### WHAT IS EXPECTED
Report every line of the material that contains the string "badge".
(GIVEN RECORDS Opens)
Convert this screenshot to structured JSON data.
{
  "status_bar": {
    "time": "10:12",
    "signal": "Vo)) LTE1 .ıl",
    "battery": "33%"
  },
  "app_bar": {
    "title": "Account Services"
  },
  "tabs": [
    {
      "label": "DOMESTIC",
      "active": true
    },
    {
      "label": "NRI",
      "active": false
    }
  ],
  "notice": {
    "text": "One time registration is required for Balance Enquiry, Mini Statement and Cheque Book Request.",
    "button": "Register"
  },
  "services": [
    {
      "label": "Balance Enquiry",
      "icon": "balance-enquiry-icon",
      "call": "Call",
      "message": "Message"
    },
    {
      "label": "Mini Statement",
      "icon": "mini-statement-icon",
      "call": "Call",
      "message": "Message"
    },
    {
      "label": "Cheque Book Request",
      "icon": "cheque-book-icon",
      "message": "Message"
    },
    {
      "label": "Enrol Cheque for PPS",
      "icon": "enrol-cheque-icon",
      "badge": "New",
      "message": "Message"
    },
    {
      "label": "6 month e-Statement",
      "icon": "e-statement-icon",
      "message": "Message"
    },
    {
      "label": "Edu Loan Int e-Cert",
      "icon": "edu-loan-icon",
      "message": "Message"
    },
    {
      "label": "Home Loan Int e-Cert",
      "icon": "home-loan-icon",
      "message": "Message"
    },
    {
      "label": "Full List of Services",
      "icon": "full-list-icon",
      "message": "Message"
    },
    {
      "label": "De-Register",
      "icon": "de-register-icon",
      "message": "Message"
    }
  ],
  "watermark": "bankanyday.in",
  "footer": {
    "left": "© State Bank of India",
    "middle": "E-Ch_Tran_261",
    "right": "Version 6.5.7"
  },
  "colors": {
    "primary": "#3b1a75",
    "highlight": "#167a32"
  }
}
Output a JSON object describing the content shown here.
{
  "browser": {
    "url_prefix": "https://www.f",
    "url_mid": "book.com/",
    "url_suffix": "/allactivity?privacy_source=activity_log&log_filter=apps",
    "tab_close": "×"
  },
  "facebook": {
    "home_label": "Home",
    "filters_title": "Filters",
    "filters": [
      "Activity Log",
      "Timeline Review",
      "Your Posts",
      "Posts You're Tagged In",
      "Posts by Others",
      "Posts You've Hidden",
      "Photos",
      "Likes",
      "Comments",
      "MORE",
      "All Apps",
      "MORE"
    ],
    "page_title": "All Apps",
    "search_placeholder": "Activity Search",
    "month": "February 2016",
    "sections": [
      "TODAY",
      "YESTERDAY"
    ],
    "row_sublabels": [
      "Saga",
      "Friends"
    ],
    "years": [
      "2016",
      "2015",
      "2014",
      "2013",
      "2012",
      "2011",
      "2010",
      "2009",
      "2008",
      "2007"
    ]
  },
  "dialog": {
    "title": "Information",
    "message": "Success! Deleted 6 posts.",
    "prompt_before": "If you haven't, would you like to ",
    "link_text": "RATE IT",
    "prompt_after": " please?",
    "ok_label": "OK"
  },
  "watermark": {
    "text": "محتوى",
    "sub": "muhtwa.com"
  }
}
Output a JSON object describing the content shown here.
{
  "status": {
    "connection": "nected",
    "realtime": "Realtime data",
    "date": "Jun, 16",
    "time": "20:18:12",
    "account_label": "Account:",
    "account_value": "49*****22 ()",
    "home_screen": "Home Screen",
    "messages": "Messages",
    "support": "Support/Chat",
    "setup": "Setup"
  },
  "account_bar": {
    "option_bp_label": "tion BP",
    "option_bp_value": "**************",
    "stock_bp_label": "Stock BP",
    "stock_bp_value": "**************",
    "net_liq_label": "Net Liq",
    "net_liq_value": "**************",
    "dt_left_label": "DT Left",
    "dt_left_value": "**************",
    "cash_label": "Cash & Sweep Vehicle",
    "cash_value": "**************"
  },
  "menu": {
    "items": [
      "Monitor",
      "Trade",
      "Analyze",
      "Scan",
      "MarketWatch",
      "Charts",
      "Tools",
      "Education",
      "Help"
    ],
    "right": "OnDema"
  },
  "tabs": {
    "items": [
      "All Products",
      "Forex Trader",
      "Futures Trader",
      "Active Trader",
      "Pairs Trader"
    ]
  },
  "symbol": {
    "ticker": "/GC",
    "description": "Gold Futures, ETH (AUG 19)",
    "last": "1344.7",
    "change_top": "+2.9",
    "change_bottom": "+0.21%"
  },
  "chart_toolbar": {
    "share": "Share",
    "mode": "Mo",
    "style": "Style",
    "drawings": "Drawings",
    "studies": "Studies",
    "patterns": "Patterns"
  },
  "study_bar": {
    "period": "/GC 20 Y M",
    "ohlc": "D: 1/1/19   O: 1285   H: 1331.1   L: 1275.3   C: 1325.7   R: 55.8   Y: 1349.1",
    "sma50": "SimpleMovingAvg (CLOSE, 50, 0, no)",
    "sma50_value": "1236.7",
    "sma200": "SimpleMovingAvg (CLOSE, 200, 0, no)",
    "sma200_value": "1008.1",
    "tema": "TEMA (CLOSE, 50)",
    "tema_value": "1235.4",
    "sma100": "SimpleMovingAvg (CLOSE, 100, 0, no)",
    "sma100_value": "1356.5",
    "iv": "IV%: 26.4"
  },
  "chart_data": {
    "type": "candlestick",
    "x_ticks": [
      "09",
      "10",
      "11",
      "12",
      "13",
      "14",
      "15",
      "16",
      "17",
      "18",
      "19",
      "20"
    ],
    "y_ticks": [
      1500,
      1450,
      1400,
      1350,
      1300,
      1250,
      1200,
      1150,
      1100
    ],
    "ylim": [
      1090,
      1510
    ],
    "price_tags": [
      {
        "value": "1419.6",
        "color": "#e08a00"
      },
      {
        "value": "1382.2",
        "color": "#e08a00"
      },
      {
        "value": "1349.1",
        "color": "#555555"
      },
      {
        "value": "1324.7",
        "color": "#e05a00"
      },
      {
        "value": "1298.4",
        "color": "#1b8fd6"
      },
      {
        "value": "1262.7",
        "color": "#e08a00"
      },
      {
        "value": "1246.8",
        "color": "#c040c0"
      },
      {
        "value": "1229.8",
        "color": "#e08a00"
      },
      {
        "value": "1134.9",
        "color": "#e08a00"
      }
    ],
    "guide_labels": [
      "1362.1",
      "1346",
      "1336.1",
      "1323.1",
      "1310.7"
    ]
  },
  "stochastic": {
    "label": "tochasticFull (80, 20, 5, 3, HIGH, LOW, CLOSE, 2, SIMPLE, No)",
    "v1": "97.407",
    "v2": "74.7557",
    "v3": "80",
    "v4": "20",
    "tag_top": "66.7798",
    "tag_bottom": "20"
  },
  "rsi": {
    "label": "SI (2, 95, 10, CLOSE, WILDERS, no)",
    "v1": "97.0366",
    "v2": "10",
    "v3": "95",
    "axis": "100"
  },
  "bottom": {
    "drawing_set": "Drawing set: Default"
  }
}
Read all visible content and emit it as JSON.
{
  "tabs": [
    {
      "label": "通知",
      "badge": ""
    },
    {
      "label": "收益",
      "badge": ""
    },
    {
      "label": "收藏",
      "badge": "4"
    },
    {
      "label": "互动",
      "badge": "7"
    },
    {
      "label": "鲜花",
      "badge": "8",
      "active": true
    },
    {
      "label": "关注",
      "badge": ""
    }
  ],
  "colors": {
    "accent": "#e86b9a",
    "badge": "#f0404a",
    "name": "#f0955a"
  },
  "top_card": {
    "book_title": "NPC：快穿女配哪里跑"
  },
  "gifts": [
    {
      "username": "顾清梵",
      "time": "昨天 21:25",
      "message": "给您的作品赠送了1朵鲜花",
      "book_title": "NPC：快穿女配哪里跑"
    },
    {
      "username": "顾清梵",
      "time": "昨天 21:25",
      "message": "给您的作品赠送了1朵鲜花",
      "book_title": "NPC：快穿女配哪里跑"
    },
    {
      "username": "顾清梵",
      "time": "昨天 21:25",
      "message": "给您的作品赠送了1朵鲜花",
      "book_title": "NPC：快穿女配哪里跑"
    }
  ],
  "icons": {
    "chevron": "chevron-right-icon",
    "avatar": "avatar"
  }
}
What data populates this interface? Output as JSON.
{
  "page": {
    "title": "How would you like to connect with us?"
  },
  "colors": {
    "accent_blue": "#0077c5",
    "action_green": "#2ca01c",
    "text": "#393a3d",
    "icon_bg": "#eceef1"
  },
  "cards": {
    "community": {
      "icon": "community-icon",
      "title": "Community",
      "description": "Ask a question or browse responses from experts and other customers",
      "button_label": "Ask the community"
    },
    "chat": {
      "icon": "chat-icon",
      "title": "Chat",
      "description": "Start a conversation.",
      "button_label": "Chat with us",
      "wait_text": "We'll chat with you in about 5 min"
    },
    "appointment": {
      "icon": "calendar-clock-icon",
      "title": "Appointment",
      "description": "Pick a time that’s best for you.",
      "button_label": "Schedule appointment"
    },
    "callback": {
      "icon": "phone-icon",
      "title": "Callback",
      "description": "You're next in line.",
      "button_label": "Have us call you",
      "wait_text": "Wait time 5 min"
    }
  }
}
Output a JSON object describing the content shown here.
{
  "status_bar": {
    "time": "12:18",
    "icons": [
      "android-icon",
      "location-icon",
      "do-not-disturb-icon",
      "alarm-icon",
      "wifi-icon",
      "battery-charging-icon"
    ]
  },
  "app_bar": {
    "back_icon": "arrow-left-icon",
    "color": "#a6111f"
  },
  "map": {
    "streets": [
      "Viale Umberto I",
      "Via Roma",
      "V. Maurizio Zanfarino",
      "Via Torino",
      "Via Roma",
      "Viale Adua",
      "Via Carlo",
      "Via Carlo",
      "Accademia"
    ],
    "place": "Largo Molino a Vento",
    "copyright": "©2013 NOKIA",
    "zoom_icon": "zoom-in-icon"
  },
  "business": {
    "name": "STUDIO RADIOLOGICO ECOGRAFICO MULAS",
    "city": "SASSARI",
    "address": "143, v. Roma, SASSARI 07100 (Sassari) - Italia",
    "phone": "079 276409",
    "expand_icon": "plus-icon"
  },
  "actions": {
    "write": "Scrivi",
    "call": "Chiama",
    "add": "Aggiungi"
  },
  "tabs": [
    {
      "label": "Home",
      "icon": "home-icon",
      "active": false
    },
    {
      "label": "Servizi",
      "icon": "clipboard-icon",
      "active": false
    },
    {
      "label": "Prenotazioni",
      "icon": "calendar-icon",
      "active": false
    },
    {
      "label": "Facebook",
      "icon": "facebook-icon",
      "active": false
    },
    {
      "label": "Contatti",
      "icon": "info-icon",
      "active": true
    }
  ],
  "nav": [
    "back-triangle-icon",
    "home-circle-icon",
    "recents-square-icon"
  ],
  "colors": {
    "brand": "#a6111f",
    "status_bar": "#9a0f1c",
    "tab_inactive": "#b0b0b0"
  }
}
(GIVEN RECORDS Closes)
### SOLUTION BELOW
      "badge": "New",
      "badge": ""
      "badge": ""
      "badge": "4"
      "badge": "7"
      "badge": "8",
      "badge": ""
    "badge": "#f0404a",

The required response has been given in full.